On the title track of Panorama, Kiyoko narrates her journey out of the dark place explored on her previous album, saying, “I’m done with fires just to prove that I’ve been cursed / I’m done confusing these ashes with my worth.” This metaphor proves that when an individual endures a struggle, others often treat the collateral damage of that struggle as an accomplishment. However, this correlation inevitably defines that individual by their struggles instead of encouraging them to move on. Although this misunderstanding frequently affects the queer community, when people outside the community seek to define those in it by their queerness, it is also a universal struggle. “Panorama” doesn’t attribute this hardship to Kiyoko’s relationship tumult or coming out story. Instead, by telling queer stories on her first album, Kiyoko earned the ability to move beyond her queerness on Panorama, in keeping with the title. 

In “For the Girls”, Kiyoko addresses the patriarchy through satire. In the song’s chorus, Kiyoko proclaims, “Summer’s for the girls / The girls that like girls / The girls that like boys.” This phrase echoes “Saturdays are for the boys”, a phrase popularized by the sports news platform Barstool, which encourages men to eschew obligations and find pride in associating with their bro pack. This phrase has gained traction in America because it encourages men to set aside time for social groups that maintain traditional hierarchies, in an age when men are constantly being challenged. However, by saying that summer is “for the girls,” Kiyoko parodies this trend, implying that other social groups are also worthy of a special designation. 

In the self-directed music video for this song, Kiyoko stars in a queer, all-female version of The Bachelor, which echoes the song by showing that women don’t need to compete for a man’s attention to be an object of desire. Kiyoko’s girlfriend Becca Tilley, a former contestant on The Bachelor, makes a cameo in this video, proving that as a couple, both Kiyoko and Tilley can provide their own take on the heteronormative institutions that initially gave them a platform. By rebelling against these institutions through their careers, the stars embark on a new reality show, in which the narrative of their careers becomes a performance in and of itself.

Disney has become adept at benefitting from these narratives.

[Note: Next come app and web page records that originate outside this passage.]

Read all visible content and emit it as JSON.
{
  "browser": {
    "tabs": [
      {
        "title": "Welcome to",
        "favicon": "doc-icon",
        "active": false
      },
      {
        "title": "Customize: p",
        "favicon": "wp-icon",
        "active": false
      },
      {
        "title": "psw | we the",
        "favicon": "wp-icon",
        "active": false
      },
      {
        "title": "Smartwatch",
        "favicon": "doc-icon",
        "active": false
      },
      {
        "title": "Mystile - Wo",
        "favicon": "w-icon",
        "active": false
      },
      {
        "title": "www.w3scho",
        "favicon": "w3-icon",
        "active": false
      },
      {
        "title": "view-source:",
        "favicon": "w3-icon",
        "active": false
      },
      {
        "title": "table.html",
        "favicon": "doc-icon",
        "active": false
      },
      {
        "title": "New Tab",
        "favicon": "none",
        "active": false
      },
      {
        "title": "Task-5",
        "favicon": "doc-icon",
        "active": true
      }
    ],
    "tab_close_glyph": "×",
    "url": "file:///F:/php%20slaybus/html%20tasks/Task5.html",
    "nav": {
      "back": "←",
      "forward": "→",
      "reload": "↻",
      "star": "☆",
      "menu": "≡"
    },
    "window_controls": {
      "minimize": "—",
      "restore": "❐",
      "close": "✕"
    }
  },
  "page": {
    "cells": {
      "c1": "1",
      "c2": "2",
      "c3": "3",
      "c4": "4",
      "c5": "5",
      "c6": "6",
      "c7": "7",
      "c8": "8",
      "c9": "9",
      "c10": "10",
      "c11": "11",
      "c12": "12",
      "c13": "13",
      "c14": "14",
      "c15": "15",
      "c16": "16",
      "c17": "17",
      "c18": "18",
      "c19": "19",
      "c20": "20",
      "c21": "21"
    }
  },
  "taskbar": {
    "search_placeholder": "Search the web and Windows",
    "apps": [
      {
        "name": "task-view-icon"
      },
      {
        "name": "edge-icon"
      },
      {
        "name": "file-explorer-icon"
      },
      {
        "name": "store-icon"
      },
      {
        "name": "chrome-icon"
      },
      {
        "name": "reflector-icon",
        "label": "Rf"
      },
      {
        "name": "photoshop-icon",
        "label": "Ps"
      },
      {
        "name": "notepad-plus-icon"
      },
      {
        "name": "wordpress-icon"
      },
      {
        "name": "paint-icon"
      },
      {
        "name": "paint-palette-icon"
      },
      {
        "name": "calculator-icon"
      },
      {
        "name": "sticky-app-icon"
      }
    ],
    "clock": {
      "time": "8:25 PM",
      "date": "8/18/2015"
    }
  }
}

By initially casting stars as teenage rebels who only rebel within the context of Disney’s wholesome parameters, Disney creates an expectation that these stars will one day unleash their promiscuity on the world. (Which they often do.) Even when stars rebel against their former employer, that employer always remains part of the conversation. Disney isn’t just the beginning of the careers of Kiyoko, Miley Cyrus, and others, but the cultural reference point that makes their evolving personas interesting. To move on from Disney is to move on from the foil character that makes your own personality shine. Of course, it doesn’t help that reviewers never fail to mention it. 

Panorama‘s “Chance” reminds listeners that reaching the summit doesn’t mean hardship will go away forever. Kiyoko confesses, “I was a no / Never maybe / I knew she’d never take a chance on me.” By the end of the song, this refrain turns into, “I never let her take a chance on me.” Sung with strong accentuation on certain melodic phrases to highlight the catchiness of the chorus, this song reassures listeners that in spite of the headstrong attitude that comes with breaking boundaries, self-doubt and inhibitions can linger. Life isn’t about making them go away; it’s about dealing with them. Kiyoko used the space she cleared for queer love songs in pop culture as a vessel to express her own humanity, reminding listeners that the most important part of a panoramic view is looking inward.